*MATERIAL PROVIDED*

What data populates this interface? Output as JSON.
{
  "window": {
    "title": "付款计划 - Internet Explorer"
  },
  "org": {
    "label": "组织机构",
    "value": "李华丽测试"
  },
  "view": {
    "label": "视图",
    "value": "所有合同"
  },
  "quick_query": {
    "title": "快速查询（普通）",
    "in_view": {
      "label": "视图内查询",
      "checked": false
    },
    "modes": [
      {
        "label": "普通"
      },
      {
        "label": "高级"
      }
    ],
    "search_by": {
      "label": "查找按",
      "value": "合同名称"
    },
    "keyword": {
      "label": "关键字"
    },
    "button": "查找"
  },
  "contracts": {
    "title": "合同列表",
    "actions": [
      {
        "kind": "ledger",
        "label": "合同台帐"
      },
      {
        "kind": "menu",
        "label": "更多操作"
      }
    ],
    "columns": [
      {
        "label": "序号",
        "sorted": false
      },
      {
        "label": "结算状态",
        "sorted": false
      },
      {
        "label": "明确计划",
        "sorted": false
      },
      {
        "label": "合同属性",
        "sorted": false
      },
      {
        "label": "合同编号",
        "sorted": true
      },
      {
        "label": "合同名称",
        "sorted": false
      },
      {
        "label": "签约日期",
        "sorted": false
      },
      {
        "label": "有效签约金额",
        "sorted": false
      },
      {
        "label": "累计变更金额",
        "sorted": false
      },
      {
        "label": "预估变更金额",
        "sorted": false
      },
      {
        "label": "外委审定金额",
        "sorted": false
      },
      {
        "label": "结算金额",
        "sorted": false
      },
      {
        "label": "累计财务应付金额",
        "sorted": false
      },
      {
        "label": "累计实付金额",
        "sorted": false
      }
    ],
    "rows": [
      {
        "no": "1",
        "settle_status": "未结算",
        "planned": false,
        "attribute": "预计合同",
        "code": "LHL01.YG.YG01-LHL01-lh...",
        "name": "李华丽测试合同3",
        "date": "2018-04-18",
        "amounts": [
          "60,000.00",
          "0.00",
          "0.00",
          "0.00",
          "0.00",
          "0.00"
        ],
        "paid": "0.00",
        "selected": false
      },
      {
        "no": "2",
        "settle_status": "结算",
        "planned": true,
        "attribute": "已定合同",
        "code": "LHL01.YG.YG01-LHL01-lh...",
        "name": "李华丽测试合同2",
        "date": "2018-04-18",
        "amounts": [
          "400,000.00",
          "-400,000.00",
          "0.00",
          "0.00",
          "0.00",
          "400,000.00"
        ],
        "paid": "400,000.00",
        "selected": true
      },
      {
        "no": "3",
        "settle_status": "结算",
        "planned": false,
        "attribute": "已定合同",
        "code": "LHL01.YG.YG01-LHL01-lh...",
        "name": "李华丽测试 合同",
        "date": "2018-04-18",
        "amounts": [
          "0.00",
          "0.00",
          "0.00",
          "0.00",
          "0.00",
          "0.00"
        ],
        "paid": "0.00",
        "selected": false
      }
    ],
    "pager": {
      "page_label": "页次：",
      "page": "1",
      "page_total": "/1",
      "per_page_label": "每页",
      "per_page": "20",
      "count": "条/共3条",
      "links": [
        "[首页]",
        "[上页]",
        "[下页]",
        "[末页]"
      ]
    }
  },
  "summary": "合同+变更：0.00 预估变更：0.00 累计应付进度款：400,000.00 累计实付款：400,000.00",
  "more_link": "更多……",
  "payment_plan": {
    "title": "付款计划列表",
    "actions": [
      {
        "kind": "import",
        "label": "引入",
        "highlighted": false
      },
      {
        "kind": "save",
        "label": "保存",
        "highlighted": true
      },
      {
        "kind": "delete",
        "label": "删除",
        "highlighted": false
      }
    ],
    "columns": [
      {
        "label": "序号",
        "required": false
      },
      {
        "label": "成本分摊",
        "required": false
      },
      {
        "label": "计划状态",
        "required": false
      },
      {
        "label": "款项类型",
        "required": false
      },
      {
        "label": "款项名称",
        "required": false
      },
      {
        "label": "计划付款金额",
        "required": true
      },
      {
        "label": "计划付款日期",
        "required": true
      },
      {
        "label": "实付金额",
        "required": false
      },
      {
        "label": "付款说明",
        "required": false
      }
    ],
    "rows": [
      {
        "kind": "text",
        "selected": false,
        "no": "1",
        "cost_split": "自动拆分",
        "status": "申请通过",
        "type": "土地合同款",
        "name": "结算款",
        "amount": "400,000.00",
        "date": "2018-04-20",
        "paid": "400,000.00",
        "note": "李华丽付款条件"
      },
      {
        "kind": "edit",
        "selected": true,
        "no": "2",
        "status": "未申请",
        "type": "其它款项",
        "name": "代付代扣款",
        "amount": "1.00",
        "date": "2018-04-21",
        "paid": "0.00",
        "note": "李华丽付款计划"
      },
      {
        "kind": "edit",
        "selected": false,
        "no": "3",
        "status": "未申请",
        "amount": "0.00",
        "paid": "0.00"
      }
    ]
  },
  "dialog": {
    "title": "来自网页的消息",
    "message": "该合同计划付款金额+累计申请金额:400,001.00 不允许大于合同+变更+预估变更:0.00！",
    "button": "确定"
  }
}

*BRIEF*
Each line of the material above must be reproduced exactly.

*WRITTEN REPLY*
What data populates this interface? Output as JSON.
{
  "window": {
    "title": "付款计划 - Internet Explorer"
  },
  "org": {
    "label": "组织机构",
    "value": "李华丽测试"
  },
  "view": {
    "label": "视图",
    "value": "所有合同"
  },
  "quick_query": {
    "title": "快速查询（普通）",
    "in_view": {
      "label": "视图内查询",
      "checked": false
    },
    "modes": [
      {
        "label": "普通"
      },
      {
        "label": "高级"
      }
    ],
    "search_by": {
      "label": "查找按",
      "value": "合同名称"
    },
    "keyword": {
      "label": "关键字"
    },
    "button": "查找"
  },
  "contracts": {
    "title": "合同列表",
    "actions": [
      {
        "kind": "ledger",
        "label": "合同台帐"
      },
      {
        "kind": "menu",
        "label": "更多操作"
      }
    ],
    "columns": [
      {
        "label": "序号",
        "sorted": false
      },
      {
        "label": "结算状态",
        "sorted": false
      },
      {
        "label": "明确计划",
        "sorted": false
      },
      {
        "label": "合同属性",
        "sorted": false
      },
      {
        "label": "合同编号",
        "sorted": true
      },
      {
        "label": "合同名称",
        "sorted": false
      },
      {
        "label": "签约日期",
        "sorted": false
      },
      {
        "label": "有效签约金额",
        "sorted": false
      },
      {
        "label": "累计变更金额",
        "sorted": false
      },
      {
        "label": "预估变更金额",
        "sorted": false
      },
      {
        "label": "外委审定金额",
        "sorted": false
      },
      {
        "label": "结算金额",
        "sorted": false
      },
      {
        "label": "累计财务应付金额",
        "sorted": false
      },
      {
        "label": "累计实付金额",
        "sorted": false
      }
    ],
    "rows": [
      {
        "no": "1",
        "settle_status": "未结算",
        "planned": false,
        "attribute": "预计合同",
        "code": "LHL01.YG.YG01-LHL01-lh...",
        "name": "李华丽测试合同3",
        "date": "2018-04-18",
        "amounts": [
          "60,000.00",
          "0.00",
          "0.00",
          "0.00",
          "0.00",
          "0.00"
        ],
        "paid": "0.00",
        "selected": false
      },
      {
        "no": "2",
        "settle_status": "结算",
        "planned": true,
        "attribute": "已定合同",
        "code": "LHL01.YG.YG01-LHL01-lh...",
        "name": "李华丽测试合同2",
        "date": "2018-04-18",
        "amounts": [
          "400,000.00",
          "-400,000.00",
          "0.00",
          "0.00",
          "0.00",
          "400,000.00"
        ],
        "paid": "400,000.00",
        "selected": true
      },
      {
        "no": "3",
        "settle_status": "结算",
        "planned": false,
        "attribute": "已定合同",
        "code": "LHL01.YG.YG01-LHL01-lh...",
        "name": "李华丽测试 合同",
        "date": "2018-04-18",
        "amounts": [
          "0.00",
          "0.00",
          "0.00",
          "0.00",
          "0.00",
          "0.00"
        ],
        "paid": "0.00",
        "selected": false
      }
    ],
    "pager": {
      "page_label": "页次：",
      "page": "1",
      "page_total": "/1",
      "per_page_label": "每页",
      "per_page": "20",
      "count": "条/共3条",
      "links": [
        "[首页]",
        "[上页]",
        "[下页]",
        "[末页]"
      ]
    }
  },
  "summary": "合同+变更：0.00 预估变更：0.00 累计应付进度款：400,000.00 累计实付款：400,000.00",
  "more_link": "更多……",
  "payment_plan": {
    "title": "付款计划列表",
    "actions": [
      {
        "kind": "import",
        "label": "引入",
        "highlighted": false
      },
      {
        "kind": "save",
        "label": "保存",
        "highlighted": true
      },
      {
        "kind": "delete",
        "label": "删除",
        "highlighted": false
      }
    ],
    "columns": [
      {
        "label": "序号",
        "required": false
      },
      {
        "label": "成本分摊",
        "required": false
      },
      {
        "label": "计划状态",
        "required": false
      },
      {
        "label": "款项类型",
        "required": false
      },
      {
        "label": "款项名称",
        "required": false
      },
      {
        "label": "计划付款金额",
        "required": true
      },
      {
        "label": "计划付款日期",
        "required": true
      },
      {
        "label": "实付金额",
        "required": false
      },
      {
        "label": "付款说明",
        "required": false
      }
    ],
    "rows": [
      {
        "kind": "text",
        "selected": false,
        "no": "1",
        "cost_split": "自动拆分",
        "status": "申请通过",
        "type": "土地合同款",
        "name": "结算款",
        "amount": "400,000.00",
        "date": "2018-04-20",
        "paid": "400,000.00",
        "note": "李华丽付款条件"
      },
      {
        "kind": "edit",
        "selected": true,
        "no": "2",
        "status": "未申请",
        "type": "其它款项",
        "name": "代付代扣款",
        "amount": "1.00",
        "date": "2018-04-21",
        "paid": "0.00",
        "note": "李华丽付款计划"
      },
      {
        "kind": "edit",
        "selected": false,
        "no": "3",
        "status": "未申请",
        "amount": "0.00",
        "paid": "0.00"
      }
    ]
  },
  "dialog": {
    "title": "来自网页的消息",
    "message": "该合同计划付款金额+累计申请金额:400,001.00 不允许大于合同+变更+预估变更:0.00！",
    "button": "确定"
  }
}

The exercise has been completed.